Bhubaneswar: When 'corona warriors' in the country are keenly guarding against the COVID onslaught on the country, the 'cyclone watchers' are keeping a close tab on the Low Pressure Area (LOPAR) formed over Andaman seas. More worrying is another circulation is being observed over Sri Lanka. ECMRWF model shows Kerala on radar.
What makes the job of weathermen onerous this time is, the LOPAR system over Andaman seas has simply kept all guessing. Dissipation signs of LOPAR are few, but the needle tilts heavily towards intensification of the system at a later date.
As per latest release by Regional Specialised Meteorological Centre (RSMC), Delhi, the LOPAR over south Andaman sea and adjoining southeast Bay of Bengal (BOB) persists over the same region. The release added that it is very likely to persist meandering over south Andaman sea and adjoining southeast BoB during the next 5 days (May 9-10).
[caption id="attachment_449321" align="aligncenter" width="650"] Big Alert: As per ECMRWF, the zone over S Lanka will develop into a TC posing a threat to Kerala[/caption]
A look at the satellite images show presence of cloud clusters over the south Andaman sea. They also indicate a closer circulation of clouds (See the image above).
But the major fact is all closely situated circular cloud clusters never grow up to become a tropical cyclone. History of cyclone genesis over the years across the world has documented that only 8 per cent of closely circulated cloud clusters had evolved into a tropical cyclone.
Will this LOPAR develop to cyclone Amphan?
The south Asian region's ace tropical cyclone watch body, RSMC, Delhi, says intensification of the LOPAR over south Andaman sea and adjoining south east BoB is likely to be a gradual process.
Why RSMC Delhi Thinks So?
As per RSMC, till May 11, there is little probability of increase in convective activity in BoB. The reason: Madden Julian Oscillation (MJO) will move to phase 8 during the subsequent 4 days. It is this weather phenomenon that will keep the LOPAR meandering.
Intensification Factors Strong?
While the sea surface temperature over the entire BoB is over 28 degree Celsius, the south Andaman seas have a SST of around 31 deg C. (see the image below)

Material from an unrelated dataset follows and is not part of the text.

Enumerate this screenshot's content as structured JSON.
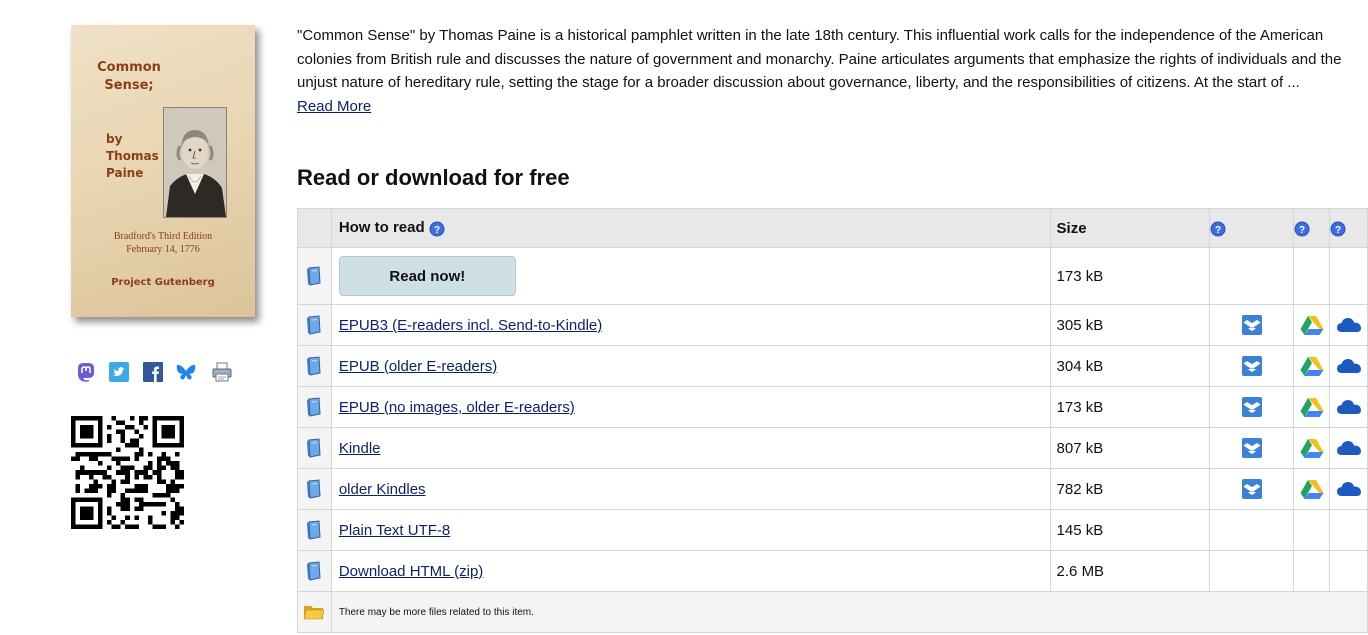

Since SST is described as the skin temperature of the seas, wind flow may frustrate this favourable condition.
However, an ECG of the BoB shows prevalence of host of favourable parameters. The estimated Tropical Cyclone Heat Potential (TCHP) of BoB is very high. The TCHP is estimated at more than 100 kilojoules/cm2 over Andaman sea and major parts of the south and central BoB. (See the image below).
The high value favours the intensification of LOPAR into a tropical cyclone.
Other favourable observations are: Vorticity of air at the higher and lower level, and extension of the system up to upper tropospheric level.
"Lower level positive vorticity observed over parts of south BoB and adjoining equatorial Indian ocean. Small zones of higher positive vorticity measured over south Andaman sea. And the zone over south Andaman sea is extending upto 500 hPa (hecta pascal). But a zone over Sri Lanka is extending upto 200hPa ," informed the RSMC release.
The significant observation is, when the zone over south Andaman is extending through most of the troposphere, the zone over Sri Lanka is extending up to whole of the troposphere.
As per ECMRWF, the zone over Sri Lanka will develop into a cyclone and will moves towards Kerala coast. (see the main image above)
This vertical extension and positive vorticity are the signs that show the zones may develop into a tropical cyclone in coming days.
IMD-GFS reveals incursion of warm air from equatorial region. The wind in the zone over south Andaman sea is measured at over 10 m/s. Therefore, it predicts formation of cyclone by this weekend. IMD is yet open its card on landfall.
And, ECMRWF (European Centre for Medium Range Weather Forecast) predicts the landfall date will be around May 15-16 and place will be Myanmar.
Almost, all Met models are unanimous that the developing Cyclone Amphan will drift away from Odisha coast towards Myanmar. (see the main image above).